A ring-type USM autofocus motor, combined with a high-speed CPU and optimised AF algorithm, delivers fast and near-silent AF with precision. It also provides full-time manual focus so that you can adjust the focus with the focus ring, without first having to switch the lens to manual focus. This allows you to adjust the focus accurately to ensure it is exactly where you want it to be for the most creative control possible. The addition of Power Focus mode allows you to activate a motor driven focus shift for use when shooting movies.
The Image Stabilizer in a Canon lens works by shifting a stabilizer group of elements to compensate for motion detected by a gyroscope in the lens. There are now three IS modes – Mode 1 for general shooting, Mode 2 for panning and Mode 3 which is aimed at sports photographers.
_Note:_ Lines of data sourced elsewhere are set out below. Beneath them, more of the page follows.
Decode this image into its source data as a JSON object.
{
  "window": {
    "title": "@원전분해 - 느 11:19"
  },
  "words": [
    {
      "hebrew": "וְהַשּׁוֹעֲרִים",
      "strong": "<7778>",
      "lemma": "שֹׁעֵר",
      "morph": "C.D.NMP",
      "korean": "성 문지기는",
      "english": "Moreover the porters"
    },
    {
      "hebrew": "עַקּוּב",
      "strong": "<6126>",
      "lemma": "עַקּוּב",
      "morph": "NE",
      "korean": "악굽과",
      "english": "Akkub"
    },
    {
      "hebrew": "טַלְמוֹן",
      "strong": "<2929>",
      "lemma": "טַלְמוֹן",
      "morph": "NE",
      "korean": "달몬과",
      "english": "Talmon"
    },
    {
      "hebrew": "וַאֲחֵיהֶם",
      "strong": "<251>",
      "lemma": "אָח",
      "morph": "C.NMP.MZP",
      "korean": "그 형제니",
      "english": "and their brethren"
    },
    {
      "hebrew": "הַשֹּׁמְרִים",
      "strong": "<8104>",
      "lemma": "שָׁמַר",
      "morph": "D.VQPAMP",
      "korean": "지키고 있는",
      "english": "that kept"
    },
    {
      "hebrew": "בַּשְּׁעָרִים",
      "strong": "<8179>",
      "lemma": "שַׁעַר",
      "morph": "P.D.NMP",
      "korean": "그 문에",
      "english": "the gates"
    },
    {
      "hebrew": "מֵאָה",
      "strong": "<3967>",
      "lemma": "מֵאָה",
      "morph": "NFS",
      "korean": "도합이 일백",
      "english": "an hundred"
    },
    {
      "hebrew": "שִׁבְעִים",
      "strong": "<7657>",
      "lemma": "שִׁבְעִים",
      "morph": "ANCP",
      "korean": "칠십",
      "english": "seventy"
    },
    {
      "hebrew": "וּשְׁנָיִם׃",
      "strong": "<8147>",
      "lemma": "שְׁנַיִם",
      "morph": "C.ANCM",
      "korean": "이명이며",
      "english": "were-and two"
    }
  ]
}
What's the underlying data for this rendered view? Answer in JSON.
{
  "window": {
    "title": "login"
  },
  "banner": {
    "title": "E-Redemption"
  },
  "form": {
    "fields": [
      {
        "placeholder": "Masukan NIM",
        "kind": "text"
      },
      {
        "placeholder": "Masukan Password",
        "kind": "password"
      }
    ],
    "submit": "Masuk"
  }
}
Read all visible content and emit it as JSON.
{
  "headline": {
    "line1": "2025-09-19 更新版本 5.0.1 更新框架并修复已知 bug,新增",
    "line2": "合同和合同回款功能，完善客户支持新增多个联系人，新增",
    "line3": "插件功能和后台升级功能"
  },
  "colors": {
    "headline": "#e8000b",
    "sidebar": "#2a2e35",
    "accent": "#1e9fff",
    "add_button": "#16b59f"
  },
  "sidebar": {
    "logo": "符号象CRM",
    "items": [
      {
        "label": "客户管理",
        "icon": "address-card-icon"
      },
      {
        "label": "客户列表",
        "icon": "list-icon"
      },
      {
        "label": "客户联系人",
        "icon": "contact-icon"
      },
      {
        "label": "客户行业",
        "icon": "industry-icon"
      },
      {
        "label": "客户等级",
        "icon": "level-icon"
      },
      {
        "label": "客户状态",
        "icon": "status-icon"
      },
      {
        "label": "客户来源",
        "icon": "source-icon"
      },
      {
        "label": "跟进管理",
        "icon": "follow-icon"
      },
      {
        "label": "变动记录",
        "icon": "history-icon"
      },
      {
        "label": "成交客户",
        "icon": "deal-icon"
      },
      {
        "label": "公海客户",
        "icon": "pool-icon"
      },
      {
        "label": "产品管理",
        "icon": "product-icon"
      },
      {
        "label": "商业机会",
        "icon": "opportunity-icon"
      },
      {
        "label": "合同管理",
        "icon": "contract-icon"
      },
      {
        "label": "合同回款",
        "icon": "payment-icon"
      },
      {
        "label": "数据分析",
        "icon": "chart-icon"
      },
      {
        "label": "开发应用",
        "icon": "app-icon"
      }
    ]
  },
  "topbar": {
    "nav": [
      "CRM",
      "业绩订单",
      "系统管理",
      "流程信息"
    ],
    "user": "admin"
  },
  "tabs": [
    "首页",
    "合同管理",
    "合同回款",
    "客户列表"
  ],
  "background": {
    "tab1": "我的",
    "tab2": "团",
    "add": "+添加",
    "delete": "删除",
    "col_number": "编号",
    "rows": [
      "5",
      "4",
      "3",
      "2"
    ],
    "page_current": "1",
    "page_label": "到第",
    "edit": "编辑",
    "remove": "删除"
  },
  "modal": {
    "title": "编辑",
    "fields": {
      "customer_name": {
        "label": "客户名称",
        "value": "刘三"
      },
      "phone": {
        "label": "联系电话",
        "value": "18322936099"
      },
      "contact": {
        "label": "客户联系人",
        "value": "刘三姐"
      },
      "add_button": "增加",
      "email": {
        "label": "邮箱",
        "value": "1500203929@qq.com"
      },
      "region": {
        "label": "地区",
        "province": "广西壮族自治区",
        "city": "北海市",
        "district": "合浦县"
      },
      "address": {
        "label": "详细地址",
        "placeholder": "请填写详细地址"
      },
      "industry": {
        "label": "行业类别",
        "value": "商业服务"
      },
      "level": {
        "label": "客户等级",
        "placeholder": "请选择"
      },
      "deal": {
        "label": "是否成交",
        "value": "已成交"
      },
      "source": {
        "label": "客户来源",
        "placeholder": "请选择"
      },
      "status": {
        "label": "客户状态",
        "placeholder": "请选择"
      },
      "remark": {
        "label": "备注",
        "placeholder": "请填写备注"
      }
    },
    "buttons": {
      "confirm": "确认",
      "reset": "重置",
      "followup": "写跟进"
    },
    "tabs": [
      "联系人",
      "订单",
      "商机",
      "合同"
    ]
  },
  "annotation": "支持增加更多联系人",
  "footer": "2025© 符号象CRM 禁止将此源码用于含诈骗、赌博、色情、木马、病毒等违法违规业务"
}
The panning mode, Mode 2 features a modified IS algorithm as well. This new algorithm negates the IS ‘bump’ that can occur when you first start panning the lens providing a more stable viewfinder image. The new IS mode, Mode 3, only activates the IS mechanism when you have the shutter button fully depressed to take an image. For sports photographers moving between shots, this avoids the lens trying to stabilize random, rapid movements and only begins to compensate while you are shooting.
Once activated, the Image Stabilizer gives up the equivalent of four stops of shutter speed so you can handhold and capture acceptably sharp images at much slower shutter speeds.
For movie shooting with on a tripod, the IS mechanism can be left switched on. The lens will detect it is mounted on a tripod and the IS optics will be locked in place so they cannot move. If vibration is detected the IS will then activate to remove vibrations.
Keeping lenses clean is important to ensuring the best image quality possible. To help with this, both the front and rear lens element are coated with fluorine which acts as a non-stick, easy to clean surface to help with the removal of dust and dirt or oils left by fingerprints or from the atmosphere. Fluorine is also used on the filters covering the CMOS sensor camera and the rear LCD panels of several EOS models for the same reason.
Designed for use in digital photography, Canon’s patented lens element coating helps to minimise the ghosting and flare caused by internal reflection - helping to deliver crisp, clear images. The EF24mm f/1.4L II USM was the first Canon lens to feature the SubWavelength structure Coating and it is now found on several lenses in the range. This coating acts like the surface of a moth’s eye to reduce reflection from the surface of the lens - it has the advantage of reducing both flare and ghosting to improve image quality.